52 Bridgewater: Producing the experimental service 1929-1931
53 Astell: Executive encounter in the dark
54 Bridgewater: Antics in the dark – Lee & Bentley
55 Bridgewater: Stage Props for BBC 30-line TV
56 Herbert: Receiving BBC 30-line TV broadcasts

The BBC move to larger premises – 1934
57 Bridgewater: Expanding the BBC studio facilities – 1934
58 End of Disc 1 – insert Disc 2 to continue

Disc 2

2 McLean: Home video recordings of BBC 30-line TV – 1932-1935
3 Marsland Gander: The End of the BBC’s 30-line TV Service – 1935

New Developments in Television 1931-1936
4 Lance: Seeds of research in electronic TV start to germinate
5 Percy: Using film as source material – telecine
6 Birch: The Television Revolution – too ambitious to some
7 Bridgewater: The Iconoscope: Key to the new Television Revolution
8 Percy: Origins of electronic television in EMI – 1934
9 Percy: The Baird Company stay with mechanical scanning – 1934
10 Bridgewater: Selsdon Committee sets the direction for television in Britain
11 Marsland Gander: Strict commercial security on Marconi-EMI’s solution
12 Bridgewater: The BBC’s first impressions of 405-line Television – 1935
13 Percy: Madeleine Carroll helps test TV systems – 1935
14 Lance: The challenge of competing on the world stage
15 Percy: Film the scene, then televise the film
16 Bridgewater: The Intermediate Film process
17 Percy: Intermediate Film – the first practical ‘canned’ television
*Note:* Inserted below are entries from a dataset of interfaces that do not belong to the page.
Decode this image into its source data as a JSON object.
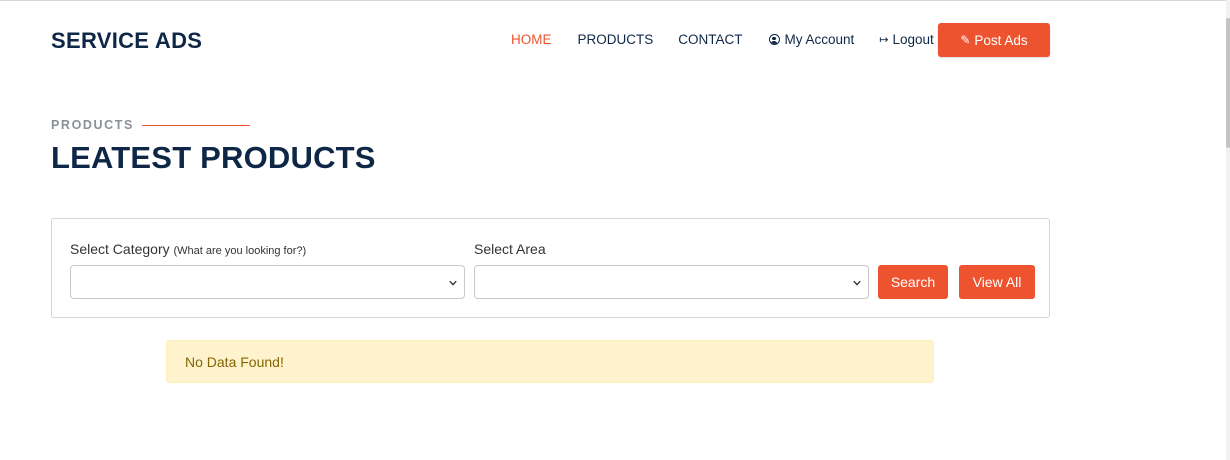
{
  "header": {
    "brand": "SERVICE ADS",
    "nav": [
      {
        "label": "HOME",
        "active": true
      },
      {
        "label": "PRODUCTS",
        "active": false
      },
      {
        "label": "CONTACT",
        "active": false
      },
      {
        "label": "My Account",
        "icon": "user-circle-icon"
      },
      {
        "label": "Logout",
        "icon": "sign-out-icon"
      }
    ],
    "post_button": {
      "label": "Post Ads",
      "icon": "edit-icon"
    }
  },
  "section": {
    "eyebrow": "PRODUCTS",
    "title": "LEATEST PRODUCTS"
  },
  "filters": {
    "category_label": "Select Category",
    "category_hint": "(What are you looking for?)",
    "category_value": "",
    "area_label": "Select Area",
    "area_value": "",
    "search_label": "Search",
    "view_all_label": "View All"
  },
  "alert": {
    "message": "No Data Found!"
  },
  "colors": {
    "accent": "#ee5330",
    "navy": "#0f2746",
    "alert_bg": "#fff3cd",
    "alert_text": "#856404"
  }
}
The BBC’s new high definition Television Service – Nov 1936
18 Campbell: Lighting the Marconi-EMI studio at Alexandra Palace
19 Percy: The Farnsworth camera – a failure for the Baird Company
20 Percy: Problems with electronic television – ‘tilt & bend’
21 Bridgewater: Expensive and complex dual-standard receiving sets
22 Fletcher: A performer’s view of Television at Alexandra Palace

Colour Projection Television for cinemas
23 Percy: Baird’s pursuit of large-screen colour television, 1933-38
24 Reveley: Spearheading colour television – 1938-39
25 Lance: Baird’s 600-line colour and stereoscopic television display

26 Herbert, Percy & Lance: Baird’s contribution to television
27 Astell: From spinning discs to satellites in a lifetime
28 McLean: The international race for Television
29 Baker: Closing remarks